-- SUPPLIED ENTRIES follows --
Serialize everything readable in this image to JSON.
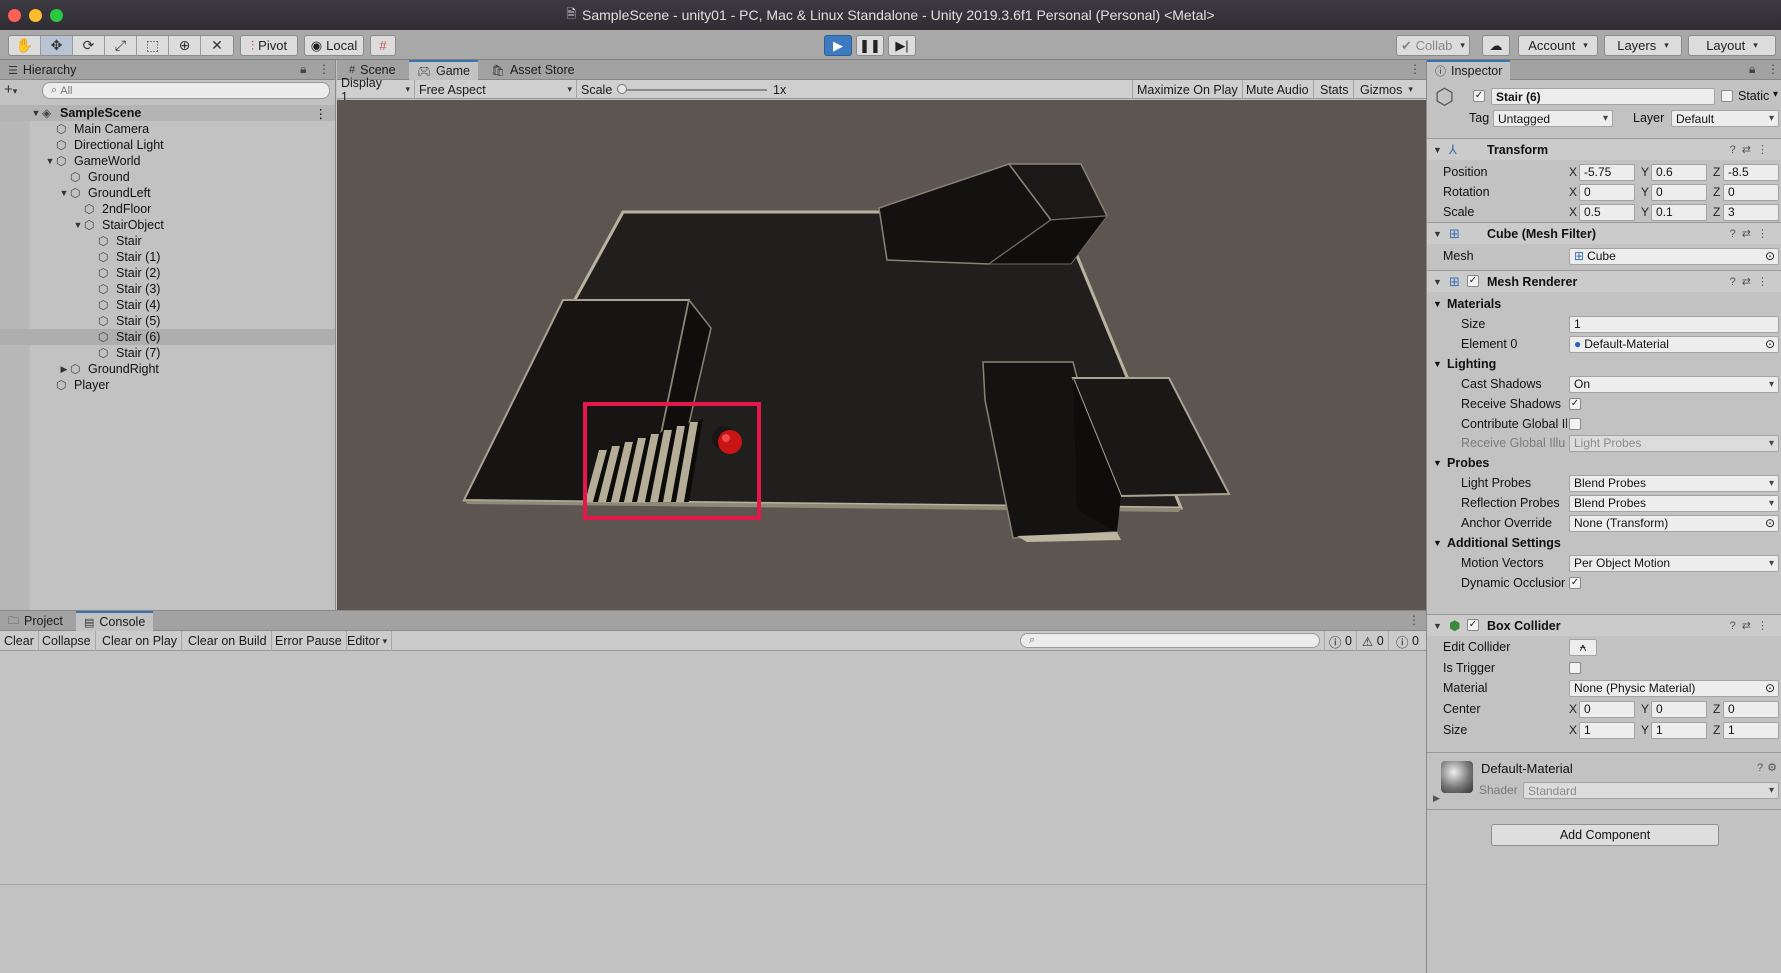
{
  "window": {
    "title": "SampleScene - unity01 - PC, Mac & Linux Standalone - Unity 2019.3.6f1 Personal (Personal) <Metal>"
  },
  "toolbar": {
    "pivot": "Pivot",
    "local": "Local",
    "collab": "Collab",
    "account": "Account",
    "layers": "Layers",
    "layout": "Layout"
  },
  "hierarchy": {
    "tab": "Hierarchy",
    "search_placeholder": "All",
    "items": [
      {
        "label": "SampleScene",
        "depth": 0,
        "arrow": "▼",
        "scene": true
      },
      {
        "label": "Main Camera",
        "depth": 1,
        "arrow": ""
      },
      {
        "label": "Directional Light",
        "depth": 1,
        "arrow": ""
      },
      {
        "label": "GameWorld",
        "depth": 1,
        "arrow": "▼"
      },
      {
        "label": "Ground",
        "depth": 2,
        "arrow": ""
      },
      {
        "label": "GroundLeft",
        "depth": 2,
        "arrow": "▼"
      },
      {
        "label": "2ndFloor",
        "depth": 3,
        "arrow": ""
      },
      {
        "label": "StairObject",
        "depth": 3,
        "arrow": "▼"
      },
      {
        "label": "Stair",
        "depth": 4,
        "arrow": ""
      },
      {
        "label": "Stair (1)",
        "depth": 4,
        "arrow": ""
      },
      {
        "label": "Stair (2)",
        "depth": 4,
        "arrow": ""
      },
      {
        "label": "Stair (3)",
        "depth": 4,
        "arrow": ""
      },
      {
        "label": "Stair (4)",
        "depth": 4,
        "arrow": ""
      },
      {
        "label": "Stair (5)",
        "depth": 4,
        "arrow": ""
      },
      {
        "label": "Stair (6)",
        "depth": 4,
        "arrow": "",
        "selected": true
      },
      {
        "label": "Stair (7)",
        "depth": 4,
        "arrow": ""
      },
      {
        "label": "GroundRight",
        "depth": 2,
        "arrow": "▶"
      },
      {
        "label": "Player",
        "depth": 1,
        "arrow": ""
      }
    ]
  },
  "view_tabs": {
    "scene": "Scene",
    "game": "Game",
    "asset_store": "Asset Store"
  },
  "game_toolbar": {
    "display": "Display 1",
    "aspect": "Free Aspect",
    "scale_label": "Scale",
    "scale_value": "1x",
    "maximize": "Maximize On Play",
    "mute": "Mute Audio",
    "stats": "Stats",
    "gizmos": "Gizmos"
  },
  "console": {
    "tab_project": "Project",
    "tab_console": "Console",
    "clear": "Clear",
    "collapse": "Collapse",
    "clear_on_play": "Clear on Play",
    "clear_on_build": "Clear on Build",
    "error_pause": "Error Pause",
    "editor": "Editor",
    "count_log": "0",
    "count_warn": "0",
    "count_error": "0"
  },
  "inspector": {
    "tab": "Inspector",
    "object_name": "Stair (6)",
    "static_label": "Static",
    "tag_label": "Tag",
    "tag_value": "Untagged",
    "layer_label": "Layer",
    "layer_value": "Default",
    "transform": {
      "title": "Transform",
      "position_label": "Position",
      "rotation_label": "Rotation",
      "scale_label": "Scale",
      "position": {
        "x": "-5.75",
        "y": "0.6",
        "z": "-8.5"
      },
      "rotation": {
        "x": "0",
        "y": "0",
        "z": "0"
      },
      "scale": {
        "x": "0.5",
        "y": "0.1",
        "z": "3"
      }
    },
    "mesh_filter": {
      "title": "Cube (Mesh Filter)",
      "mesh_label": "Mesh",
      "mesh_value": "Cube"
    },
    "mesh_renderer": {
      "title": "Mesh Renderer",
      "materials": "Materials",
      "size_label": "Size",
      "size_value": "1",
      "element0_label": "Element 0",
      "element0_value": "Default-Material",
      "lighting": "Lighting",
      "cast_shadows_label": "Cast Shadows",
      "cast_shadows_value": "On",
      "receive_shadows_label": "Receive Shadows",
      "contribute_gi_label": "Contribute Global Il",
      "receive_gi_label": "Receive Global Illu",
      "receive_gi_value": "Light Probes",
      "probes": "Probes",
      "light_probes_label": "Light Probes",
      "light_probes_value": "Blend Probes",
      "reflection_probes_label": "Reflection Probes",
      "reflection_probes_value": "Blend Probes",
      "anchor_override_label": "Anchor Override",
      "anchor_override_value": "None (Transform)",
      "additional": "Additional Settings",
      "motion_vectors_label": "Motion Vectors",
      "motion_vectors_value": "Per Object Motion",
      "dynamic_occlusion_label": "Dynamic Occlusior"
    },
    "box_collider": {
      "title": "Box Collider",
      "edit_collider_label": "Edit Collider",
      "is_trigger_label": "Is Trigger",
      "material_label": "Material",
      "material_value": "None (Physic Material)",
      "center_label": "Center",
      "size_label": "Size",
      "center": {
        "x": "0",
        "y": "0",
        "z": "0"
      },
      "size": {
        "x": "1",
        "y": "1",
        "z": "1"
      }
    },
    "material": {
      "name": "Default-Material",
      "shader_label": "Shader",
      "shader_value": "Standard"
    },
    "add_component": "Add Component"
  },
  "colors": {
    "highlight_box": "#e8174a",
    "play_active": "#3d7ac0",
    "ball": "#cc1010"
  }
}
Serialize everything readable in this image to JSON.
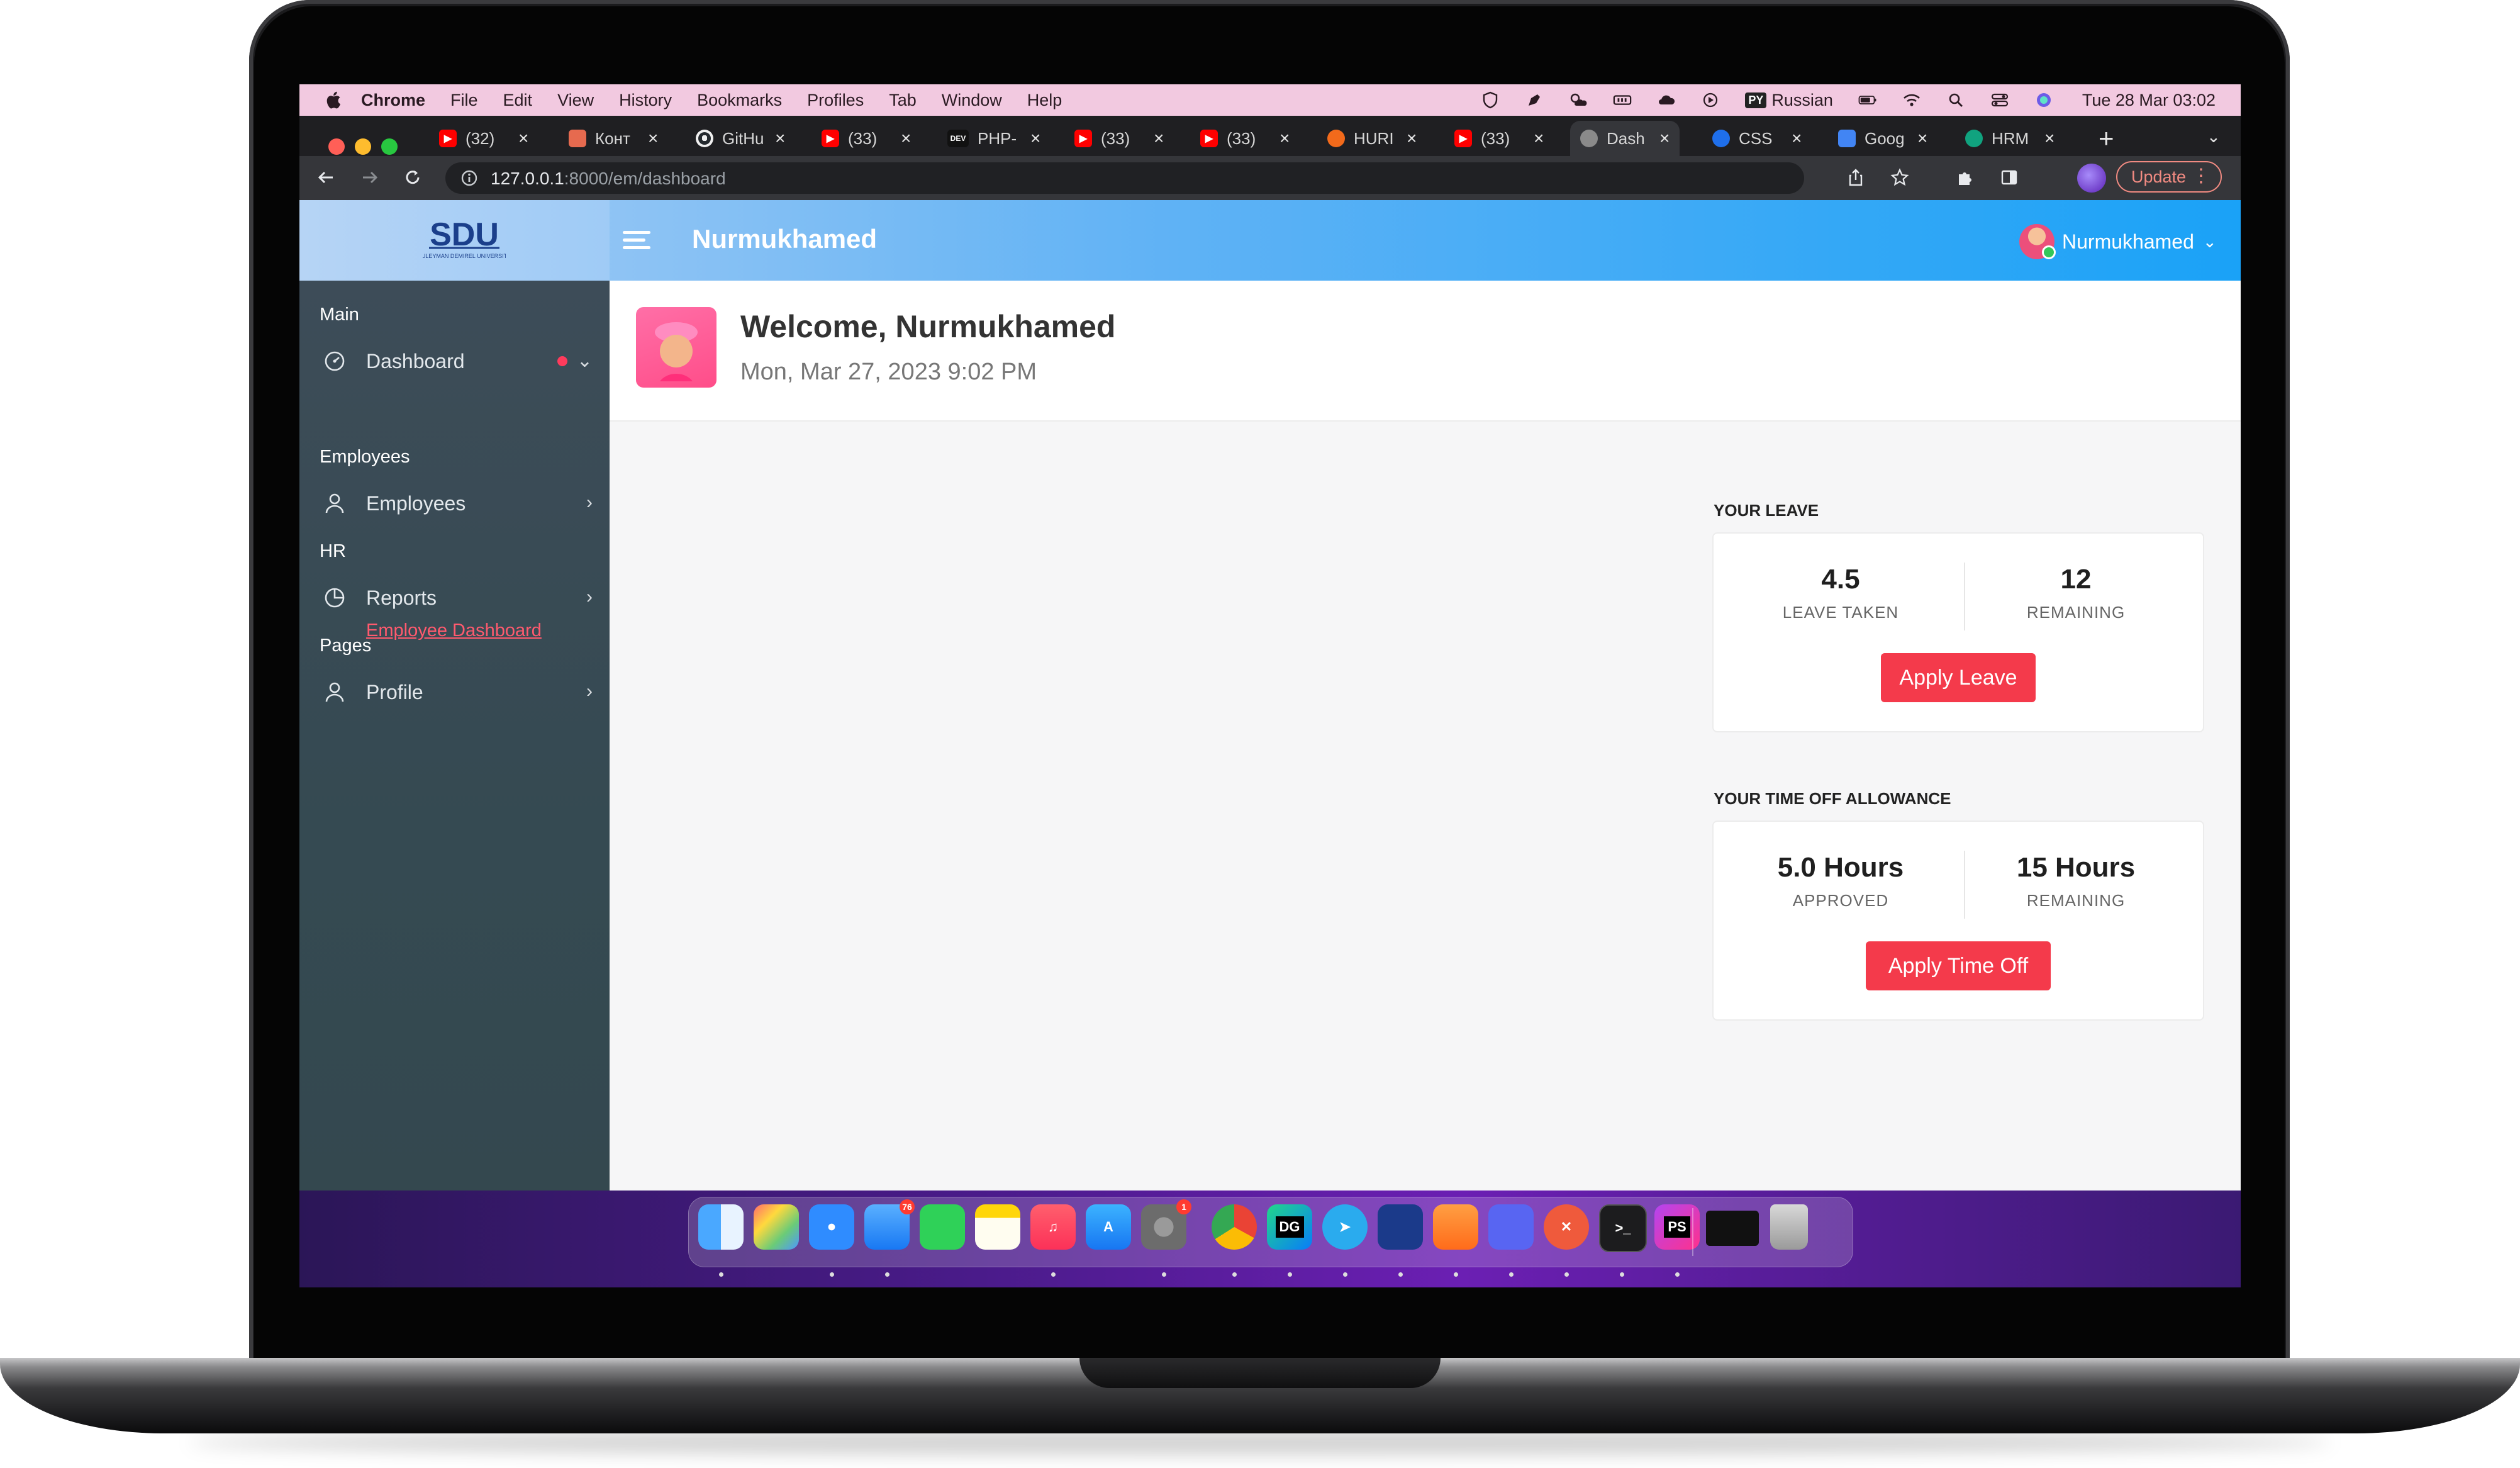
{
  "menubar": {
    "app_name": "Chrome",
    "menus": [
      "File",
      "Edit",
      "View",
      "History",
      "Bookmarks",
      "Profiles",
      "Tab",
      "Window",
      "Help"
    ],
    "input_source": "Russian",
    "input_badge": "PY",
    "clock": "Tue 28 Mar  03:02"
  },
  "browser": {
    "tabs": [
      {
        "title": "(32)",
        "icon": "youtube-icon",
        "color": "#ff0000"
      },
      {
        "title": "Конт",
        "icon": "page-icon",
        "color": "#e66a4f"
      },
      {
        "title": "GitHu",
        "icon": "github-icon",
        "color": "#24292e"
      },
      {
        "title": "(33)",
        "icon": "youtube-icon",
        "color": "#ff0000"
      },
      {
        "title": "PHP-",
        "icon": "dev-icon",
        "color": "#111111"
      },
      {
        "title": "(33)",
        "icon": "youtube-icon",
        "color": "#ff0000"
      },
      {
        "title": "(33)",
        "icon": "youtube-icon",
        "color": "#ff0000"
      },
      {
        "title": "HURI",
        "icon": "hurl-icon",
        "color": "#f26a1b"
      },
      {
        "title": "(33)",
        "icon": "youtube-icon",
        "color": "#ff0000"
      },
      {
        "title": "Dash",
        "icon": "globe-icon",
        "color": "#8a8a8a"
      },
      {
        "title": "CSS",
        "icon": "css-icon",
        "color": "#1f6feb"
      },
      {
        "title": "Goog",
        "icon": "google-docs-icon",
        "color": "#4285f4"
      },
      {
        "title": "HRM",
        "icon": "chatgpt-icon",
        "color": "#10a37f"
      }
    ],
    "dev_label": "DEV",
    "new_tab": "+",
    "close_glyph": "×",
    "url_host": "127.0.0.1",
    "url_rest": ":8000/em/dashboard",
    "update_label": "Update"
  },
  "app": {
    "brand": "Nurmukhamed",
    "logo_text": "SDU",
    "logo_sub": "SULEYMAN DEMIREL UNIVERSITY",
    "user_name": "Nurmukhamed"
  },
  "sidebar": {
    "sections": {
      "main": "Main",
      "employees": "Employees",
      "hr": "HR",
      "pages": "Pages"
    },
    "items": {
      "dashboard": "Dashboard",
      "employee_dashboard": "Employee Dashboard",
      "employees": "Employees",
      "reports": "Reports",
      "profile": "Profile"
    }
  },
  "welcome": {
    "title": "Welcome, Nurmukhamed",
    "date": "Mon, Mar 27, 2023 9:02 PM"
  },
  "leave": {
    "section_title": "YOUR LEAVE",
    "taken_value": "4.5",
    "taken_label": "LEAVE TAKEN",
    "remaining_value": "12",
    "remaining_label": "REMAINING",
    "button": "Apply Leave"
  },
  "time_off": {
    "section_title": "YOUR TIME OFF ALLOWANCE",
    "approved_value": "5.0 Hours",
    "approved_label": "APPROVED",
    "remaining_value": "15 Hours",
    "remaining_label": "REMAINING",
    "button": "Apply Time Off"
  },
  "dock": {
    "mail_badge": "76",
    "settings_badge": "1",
    "datagrip_label": "DG",
    "phpstorm_label": "PS",
    "apps": [
      "finder-icon",
      "launchpad-icon",
      "safari-icon",
      "mail-icon",
      "facetime-icon",
      "notes-icon",
      "music-icon",
      "app-store-icon",
      "system-settings-icon",
      "chrome-icon",
      "datagrip-icon",
      "telegram-icon",
      "adguard-icon",
      "pencil-app-icon",
      "discord-icon",
      "xmind-icon",
      "terminal-icon",
      "phpstorm-icon",
      "window-preview-icon",
      "trash-icon"
    ]
  }
}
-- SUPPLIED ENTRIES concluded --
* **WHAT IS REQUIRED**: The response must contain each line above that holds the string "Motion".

* **TASK SOLUTION**:
      "motion_vectors_label": "Motion Vectors",
      "motion_vectors_value": "Per Object Motion",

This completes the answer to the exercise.